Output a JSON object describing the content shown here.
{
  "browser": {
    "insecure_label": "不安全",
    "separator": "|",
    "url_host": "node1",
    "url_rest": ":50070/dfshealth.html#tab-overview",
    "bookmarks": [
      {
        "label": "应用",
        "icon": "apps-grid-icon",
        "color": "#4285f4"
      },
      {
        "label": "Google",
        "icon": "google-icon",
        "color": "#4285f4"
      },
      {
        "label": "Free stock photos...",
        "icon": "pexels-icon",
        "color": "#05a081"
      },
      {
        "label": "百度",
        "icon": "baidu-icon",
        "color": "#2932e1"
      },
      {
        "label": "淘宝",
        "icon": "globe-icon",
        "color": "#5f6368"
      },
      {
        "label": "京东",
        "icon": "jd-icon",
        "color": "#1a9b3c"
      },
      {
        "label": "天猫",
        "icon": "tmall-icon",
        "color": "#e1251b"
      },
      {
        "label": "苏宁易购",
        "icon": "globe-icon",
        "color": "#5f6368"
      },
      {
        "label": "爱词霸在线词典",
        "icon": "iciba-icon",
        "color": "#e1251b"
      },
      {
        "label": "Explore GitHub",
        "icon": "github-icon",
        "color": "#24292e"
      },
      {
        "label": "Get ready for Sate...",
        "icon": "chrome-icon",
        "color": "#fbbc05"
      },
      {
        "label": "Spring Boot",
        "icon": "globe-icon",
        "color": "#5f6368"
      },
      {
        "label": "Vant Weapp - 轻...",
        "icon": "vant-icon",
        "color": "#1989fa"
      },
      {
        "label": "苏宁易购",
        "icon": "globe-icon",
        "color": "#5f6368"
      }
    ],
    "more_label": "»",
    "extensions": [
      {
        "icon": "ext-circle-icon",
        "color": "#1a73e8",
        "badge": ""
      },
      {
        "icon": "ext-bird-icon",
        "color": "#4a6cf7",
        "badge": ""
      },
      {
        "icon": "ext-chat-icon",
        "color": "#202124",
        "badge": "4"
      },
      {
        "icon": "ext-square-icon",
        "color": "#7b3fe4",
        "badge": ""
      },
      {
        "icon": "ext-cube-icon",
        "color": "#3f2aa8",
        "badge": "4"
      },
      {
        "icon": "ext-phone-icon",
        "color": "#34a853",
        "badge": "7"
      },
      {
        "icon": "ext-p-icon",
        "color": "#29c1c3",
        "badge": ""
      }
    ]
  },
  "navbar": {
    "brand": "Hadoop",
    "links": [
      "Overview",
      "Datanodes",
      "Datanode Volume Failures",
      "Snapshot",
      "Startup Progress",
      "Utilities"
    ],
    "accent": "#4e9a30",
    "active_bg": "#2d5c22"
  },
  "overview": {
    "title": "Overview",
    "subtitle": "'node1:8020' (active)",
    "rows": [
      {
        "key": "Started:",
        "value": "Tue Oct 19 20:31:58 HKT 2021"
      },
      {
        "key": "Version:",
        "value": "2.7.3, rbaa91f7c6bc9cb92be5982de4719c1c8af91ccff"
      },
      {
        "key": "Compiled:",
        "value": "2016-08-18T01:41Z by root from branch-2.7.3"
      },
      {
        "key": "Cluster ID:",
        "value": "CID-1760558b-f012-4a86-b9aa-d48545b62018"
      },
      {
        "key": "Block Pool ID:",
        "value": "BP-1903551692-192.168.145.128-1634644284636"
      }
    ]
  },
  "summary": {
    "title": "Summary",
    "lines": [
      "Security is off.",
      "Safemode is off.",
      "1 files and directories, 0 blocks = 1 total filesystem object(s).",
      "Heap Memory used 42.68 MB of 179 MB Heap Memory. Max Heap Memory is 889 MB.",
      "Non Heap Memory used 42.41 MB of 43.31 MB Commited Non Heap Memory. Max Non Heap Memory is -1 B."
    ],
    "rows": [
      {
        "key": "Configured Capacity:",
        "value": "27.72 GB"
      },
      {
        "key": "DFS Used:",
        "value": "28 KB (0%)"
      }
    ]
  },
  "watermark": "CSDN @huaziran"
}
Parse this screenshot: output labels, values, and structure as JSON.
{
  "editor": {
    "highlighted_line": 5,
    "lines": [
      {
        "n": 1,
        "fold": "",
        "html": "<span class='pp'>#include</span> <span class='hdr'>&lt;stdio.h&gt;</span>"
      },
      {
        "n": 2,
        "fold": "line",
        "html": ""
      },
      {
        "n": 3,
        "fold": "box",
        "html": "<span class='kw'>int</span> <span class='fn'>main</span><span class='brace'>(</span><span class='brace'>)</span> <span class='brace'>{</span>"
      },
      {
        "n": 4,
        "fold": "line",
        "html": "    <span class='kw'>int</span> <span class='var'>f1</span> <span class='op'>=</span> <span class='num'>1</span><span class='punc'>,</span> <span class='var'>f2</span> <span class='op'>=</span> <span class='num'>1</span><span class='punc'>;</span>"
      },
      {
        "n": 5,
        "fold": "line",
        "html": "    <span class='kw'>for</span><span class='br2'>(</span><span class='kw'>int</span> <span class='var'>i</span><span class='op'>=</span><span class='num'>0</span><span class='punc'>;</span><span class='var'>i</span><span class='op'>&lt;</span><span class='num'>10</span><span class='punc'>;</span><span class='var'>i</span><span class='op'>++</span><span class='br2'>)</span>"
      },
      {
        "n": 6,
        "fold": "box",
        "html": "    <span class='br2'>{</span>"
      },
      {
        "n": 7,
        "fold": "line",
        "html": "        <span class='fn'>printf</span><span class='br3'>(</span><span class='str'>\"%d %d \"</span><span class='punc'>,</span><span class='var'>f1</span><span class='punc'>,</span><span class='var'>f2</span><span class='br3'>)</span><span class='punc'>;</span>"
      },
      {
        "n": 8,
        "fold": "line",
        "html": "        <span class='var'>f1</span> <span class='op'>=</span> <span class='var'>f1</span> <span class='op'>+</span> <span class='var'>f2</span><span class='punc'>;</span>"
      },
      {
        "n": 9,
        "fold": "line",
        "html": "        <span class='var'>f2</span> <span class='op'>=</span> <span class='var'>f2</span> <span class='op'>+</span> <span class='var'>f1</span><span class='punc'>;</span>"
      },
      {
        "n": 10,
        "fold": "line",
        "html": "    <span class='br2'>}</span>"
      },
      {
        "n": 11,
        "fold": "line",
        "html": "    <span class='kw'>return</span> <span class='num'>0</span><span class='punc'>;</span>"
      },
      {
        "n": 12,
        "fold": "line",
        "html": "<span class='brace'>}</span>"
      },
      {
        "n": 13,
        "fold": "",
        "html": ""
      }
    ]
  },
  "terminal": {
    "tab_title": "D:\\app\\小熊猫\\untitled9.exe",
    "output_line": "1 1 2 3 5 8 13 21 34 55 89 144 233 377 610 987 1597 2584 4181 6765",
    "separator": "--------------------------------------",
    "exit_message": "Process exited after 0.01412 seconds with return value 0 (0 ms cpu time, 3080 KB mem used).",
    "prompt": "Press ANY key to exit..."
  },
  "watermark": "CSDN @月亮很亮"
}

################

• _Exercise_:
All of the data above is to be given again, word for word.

• _Result_:
Output a JSON object describing the content shown here.
{
  "browser": {
    "insecure_label": "不安全",
    "separator": "|",
    "url_host": "node1",
    "url_rest": ":50070/dfshealth.html#tab-overview",
    "bookmarks": [
      {
        "label": "应用",
        "icon": "apps-grid-icon",
        "color": "#4285f4"
      },
      {
        "label": "Google",
        "icon": "google-icon",
        "color": "#4285f4"
      },
      {
        "label": "Free stock photos...",
        "icon": "pexels-icon",
        "color": "#05a081"
      },
      {
        "label": "百度",
        "icon": "baidu-icon",
        "color": "#2932e1"
      },
      {
        "label": "淘宝",
        "icon": "globe-icon",
        "color": "#5f6368"
      },
      {
        "label": "京东",
        "icon": "jd-icon",
        "color": "#1a9b3c"
      },
      {
        "label": "天猫",
        "icon": "tmall-icon",
        "color": "#e1251b"
      },
      {
        "label": "苏宁易购",
        "icon": "globe-icon",
        "color": "#5f6368"
      },
      {
        "label": "爱词霸在线词典",
        "icon": "iciba-icon",
        "color": "#e1251b"
      },
      {
        "label": "Explore GitHub",
        "icon": "github-icon",
        "color": "#24292e"
      },
      {
        "label": "Get ready for Sate...",
        "icon": "chrome-icon",
        "color": "#fbbc05"
      },
      {
        "label": "Spring Boot",
        "icon": "globe-icon",
        "color": "#5f6368"
      },
      {
        "label": "Vant Weapp - 轻...",
        "icon": "vant-icon",
        "color": "#1989fa"
      },
      {
        "label": "苏宁易购",
        "icon": "globe-icon",
        "color": "#5f6368"
      }
    ],
    "more_label": "»",
    "extensions": [
      {
        "icon": "ext-circle-icon",
        "color": "#1a73e8",
        "badge": ""
      },
      {
        "icon": "ext-bird-icon",
        "color": "#4a6cf7",
        "badge": ""
      },
      {
        "icon": "ext-chat-icon",
        "color": "#202124",
        "badge": "4"
      },
      {
        "icon": "ext-square-icon",
        "color": "#7b3fe4",
        "badge": ""
      },
      {
        "icon": "ext-cube-icon",
        "color": "#3f2aa8",
        "badge": "4"
      },
      {
        "icon": "ext-phone-icon",
        "color": "#34a853",
        "badge": "7"
      },
      {
        "icon": "ext-p-icon",
        "color": "#29c1c3",
        "badge": ""
      }
    ]
  },
  "navbar": {
    "brand": "Hadoop",
    "links": [
      "Overview",
      "Datanodes",
      "Datanode Volume Failures",
      "Snapshot",
      "Startup Progress",
      "Utilities"
    ],
    "accent": "#4e9a30",
    "active_bg": "#2d5c22"
  },
  "overview": {
    "title": "Overview",
    "subtitle": "'node1:8020' (active)",
    "rows": [
      {
        "key": "Started:",
        "value": "Tue Oct 19 20:31:58 HKT 2021"
      },
      {
        "key": "Version:",
        "value": "2.7.3, rbaa91f7c6bc9cb92be5982de4719c1c8af91ccff"
      },
      {
        "key": "Compiled:",
        "value": "2016-08-18T01:41Z by root from branch-2.7.3"
      },
      {
        "key": "Cluster ID:",
        "value": "CID-1760558b-f012-4a86-b9aa-d48545b62018"
      },
      {
        "key": "Block Pool ID:",
        "value": "BP-1903551692-192.168.145.128-1634644284636"
      }
    ]
  },
  "summary": {
    "title": "Summary",
    "lines": [
      "Security is off.",
      "Safemode is off.",
      "1 files and directories, 0 blocks = 1 total filesystem object(s).",
      "Heap Memory used 42.68 MB of 179 MB Heap Memory. Max Heap Memory is 889 MB.",
      "Non Heap Memory used 42.41 MB of 43.31 MB Commited Non Heap Memory. Max Non Heap Memory is -1 B."
    ],
    "rows": [
      {
        "key": "Configured Capacity:",
        "value": "27.72 GB"
      },
      {
        "key": "DFS Used:",
        "value": "28 KB (0%)"
      }
    ]
  },
  "watermark": "CSDN @huaziran"
}
Parse this screenshot: output labels, values, and structure as JSON.
{
  "editor": {
    "highlighted_line": 5,
    "lines": [
      {
        "n": 1,
        "fold": "",
        "html": "<span class='pp'>#include</span> <span class='hdr'>&lt;stdio.h&gt;</span>"
      },
      {
        "n": 2,
        "fold": "line",
        "html": ""
      },
      {
        "n": 3,
        "fold": "box",
        "html": "<span class='kw'>int</span> <span class='fn'>main</span><span class='brace'>(</span><span class='brace'>)</span> <span class='brace'>{</span>"
      },
      {
        "n": 4,
        "fold": "line",
        "html": "    <span class='kw'>int</span> <span class='var'>f1</span> <span class='op'>=</span> <span class='num'>1</span><span class='punc'>,</span> <span class='var'>f2</span> <span class='op'>=</span> <span class='num'>1</span><span class='punc'>;</span>"
      },
      {
        "n": 5,
        "fold": "line",
        "html": "    <span class='kw'>for</span><span class='br2'>(</span><span class='kw'>int</span> <span class='var'>i</span><span class='op'>=</span><span class='num'>0</span><span class='punc'>;</span><span class='var'>i</span><span class='op'>&lt;</span><span class='num'>10</span><span class='punc'>;</span><span class='var'>i</span><span class='op'>++</span><span class='br2'>)</span>"
      },
      {
        "n": 6,
        "fold": "box",
        "html": "    <span class='br2'>{</span>"
      },
      {
        "n": 7,
        "fold": "line",
        "html": "        <span class='fn'>printf</span><span class='br3'>(</span><span class='str'>\"%d %d \"</span><span class='punc'>,</span><span class='var'>f1</span><span class='punc'>,</span><span class='var'>f2</span><span class='br3'>)</span><span class='punc'>;</span>"
      },
      {
        "n": 8,
        "fold": "line",
        "html": "        <span class='var'>f1</span> <span class='op'>=</span> <span class='var'>f1</span> <span class='op'>+</span> <span class='var'>f2</span><span class='punc'>;</span>"
      },
      {
        "n": 9,
        "fold": "line",
        "html": "        <span class='var'>f2</span> <span class='op'>=</span> <span class='var'>f2</span> <span class='op'>+</span> <span class='var'>f1</span><span class='punc'>;</span>"
      },
      {
        "n": 10,
        "fold": "line",
        "html": "    <span class='br2'>}</span>"
      },
      {
        "n": 11,
        "fold": "line",
        "html": "    <span class='kw'>return</span> <span class='num'>0</span><span class='punc'>;</span>"
      },
      {
        "n": 12,
        "fold": "line",
        "html": "<span class='brace'>}</span>"
      },
      {
        "n": 13,
        "fold": "",
        "html": ""
      }
    ]
  },
  "terminal": {
    "tab_title": "D:\\app\\小熊猫\\untitled9.exe",
    "output_line": "1 1 2 3 5 8 13 21 34 55 89 144 233 377 610 987 1597 2584 4181 6765",
    "separator": "--------------------------------------",
    "exit_message": "Process exited after 0.01412 seconds with return value 0 (0 ms cpu time, 3080 KB mem used).",
    "prompt": "Press ANY key to exit..."
  },
  "watermark": "CSDN @月亮很亮"
}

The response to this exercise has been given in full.